"Our government is committed to keeping our oceans healthy, clean and safe for future generations. The research conducted at Concordia and McGill will help protect and restore marine ecosystems for this generation and as we face new challenges with a changing climate," Wilkinson said.
Lametti also congratulated Dr. Jonathan Verreault of the Université du Québec à Montréal (UQAM), whose team of researchers was recently awarded $804,750 in investments through the Whale Science for Tomorrow initiative. This joint collaboration between Fisheries and Oceans Canada and the Natural Sciences and Engineering Research Council of Canada provides funding to three Canadian universities over the next five years for research focused on the conservation of the Southern Resident Killer Whale (UBC), North Atlantic Right Whale (Dalhousie University) and St. Lawrence Estuary Beluga (UQAM). This investment will enable UQAM researchers to use ground-breaking methods to better understand the St. Lawrence Estuary Beluga's exposure to environmental contaminants and impacts on its health. This initiative is an example of the essential partnership between academia and policy makers to inform conservation efforts for endangered whales.
The $1.5 billion Oceans Protection Plan is the largest investment ever made by the Government of Canada to ensure our coasts are healthier, safer and better protected.

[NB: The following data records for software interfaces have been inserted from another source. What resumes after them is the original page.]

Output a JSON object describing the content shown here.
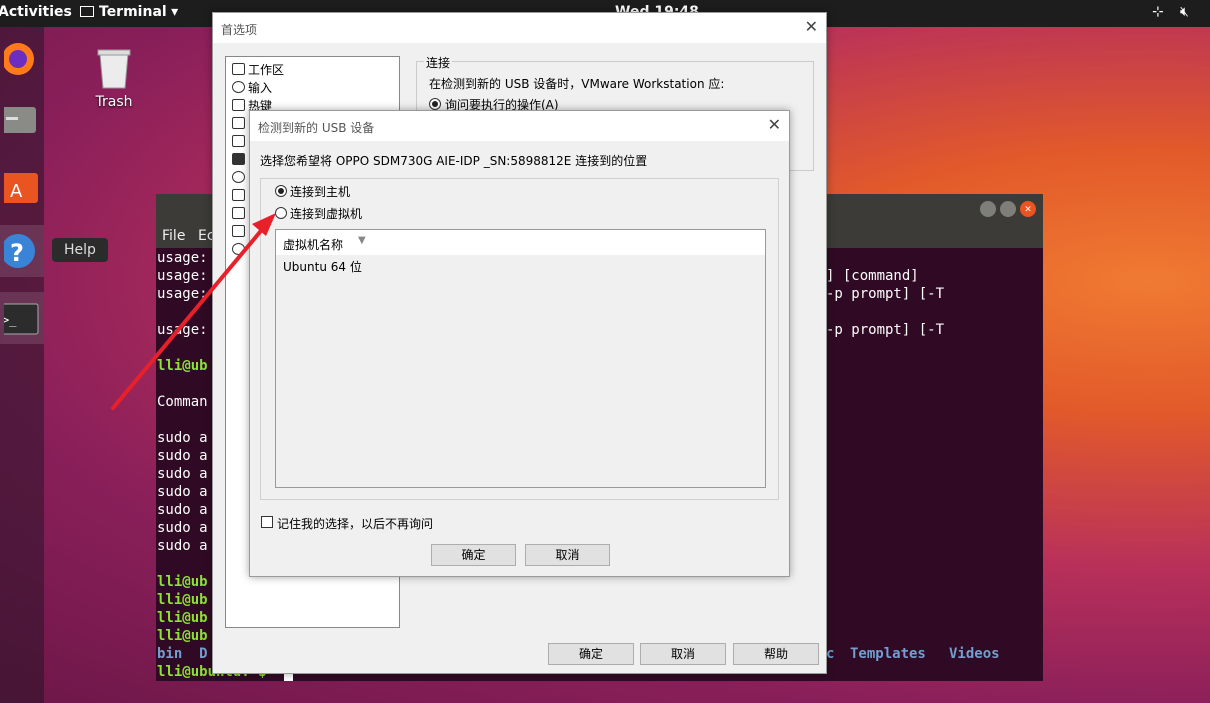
{
  "topbar": {
    "activities": "Activities",
    "app": "Terminal",
    "clock": "Wed 19:48"
  },
  "desktop": {
    "trash": "Trash",
    "tooltip": "Help"
  },
  "terminal": {
    "menu": [
      "File",
      "Ec"
    ],
    "lines_left": [
      "usage:",
      "usage:",
      "usage:",
      "",
      "usage:",
      "",
      "lli@ub",
      "",
      "Comman",
      "",
      "sudo a",
      "sudo a",
      "sudo a",
      "sudo a",
      "sudo a",
      "sudo a",
      "sudo a",
      "",
      "lli@ub",
      "lli@ub",
      "lli@ub",
      "lli@ub"
    ],
    "line_right_1": "] [command]",
    "line_right_2": "-p prompt] [-T",
    "line_right_3": "-p prompt] [-T",
    "bin_line": "bin  D",
    "dirs_tail": [
      "c",
      "Templates",
      "Videos"
    ],
    "prompt": "lli@ubuntu:~$"
  },
  "prefs": {
    "title": "首选项",
    "tree": [
      "工作区",
      "输入",
      "热键"
    ],
    "section": "连接",
    "desc": "在检测到新的 USB 设备时，VMware Workstation 应:",
    "option": "询问要执行的操作(A)",
    "ok": "确定",
    "cancel": "取消",
    "help": "帮助"
  },
  "usb": {
    "title": "检测到新的 USB 设备",
    "prompt": "选择您希望将 OPPO SDM730G AIE-IDP _SN:5898812E 连接到的位置",
    "opt_host": "连接到主机",
    "opt_vm": "连接到虚拟机",
    "col_header": "虚拟机名称",
    "vm_rows": [
      "Ubuntu 64 位"
    ],
    "remember": "记住我的选择，以后不再询问",
    "ok": "确定",
    "cancel": "取消",
    "selected": "opt_host"
  },
  "colors": {
    "annotation_arrow": "#e8202a"
  }
}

In December 2017, the Government of Canada announced the $45.5 million Multi-Partner Research Initiative to improve collaboration with oil response experts around the world, advance oil spill research in Canada, and minimize the environmental impacts of oil spills.
The total funding for the Whale Science for Tomorrow initiative is $2,904,364, with contributions of $2,604,364 from Fisheries and Oceans Canada and $300,000 from the Natural Sciences and Engineering Research Council of Canada.
The Government of Canada is committed to protecting endangered marine mammals, including the Southern Resident Killer Whale, North Atlantic Right Whale and St. Lawrence Estuary Beluga. A number of programs under the $1.5 billion Oceans Protection Plan and the $167 million Whales Initiative support the conservation and recovery of these species.